  2. Schoenfeld, B. J., Contreras, B., Tiryaki-Sonmez, G., Willardson, J. M., & Fontana, F. (2014). An electromyographic comparison of a modified version of the plank with a long lever and posterior tilt versus the traditional plank exercise. Sports biomechanics, 13(3), 296–306. https://doi.org/10.1080/14763141.2014.942355
  3. Calatayud, J., Vinstrup, J., Jakobsen, M. D., Sundstrup, E., Brandt, M., Jay, K., Colado, J. C., & Andersen, L. L. (2016). Importance of mind-muscle connection during progressive resistance training. European journal of applied physiology, 116(3), 527–533. https://doi.org/10.1007/s00421-015-3305-7
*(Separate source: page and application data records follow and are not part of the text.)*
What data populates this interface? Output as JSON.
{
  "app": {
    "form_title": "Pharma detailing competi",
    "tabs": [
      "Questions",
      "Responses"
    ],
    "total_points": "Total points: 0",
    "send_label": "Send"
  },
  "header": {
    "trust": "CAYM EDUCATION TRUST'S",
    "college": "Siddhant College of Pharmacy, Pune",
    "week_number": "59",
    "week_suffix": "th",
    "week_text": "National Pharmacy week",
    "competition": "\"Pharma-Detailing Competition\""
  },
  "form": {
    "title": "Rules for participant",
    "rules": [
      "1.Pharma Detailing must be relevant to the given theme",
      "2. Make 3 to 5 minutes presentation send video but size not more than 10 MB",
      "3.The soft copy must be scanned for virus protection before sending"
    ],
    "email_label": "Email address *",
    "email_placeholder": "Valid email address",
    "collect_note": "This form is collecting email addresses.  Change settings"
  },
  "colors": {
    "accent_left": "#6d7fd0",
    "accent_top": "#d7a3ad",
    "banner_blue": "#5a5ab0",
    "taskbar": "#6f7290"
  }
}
Terry Ramos
As a personal trainer and writer, Terry loves changing lives through coaching and the written word. Terry has a B.S. in Kinesiology and is an ACSM Certified Personal Trainer and ISSA Certified Strength and Conditioning Specialist. He enjoys playing music, reading, and watching films when he's not writing or training.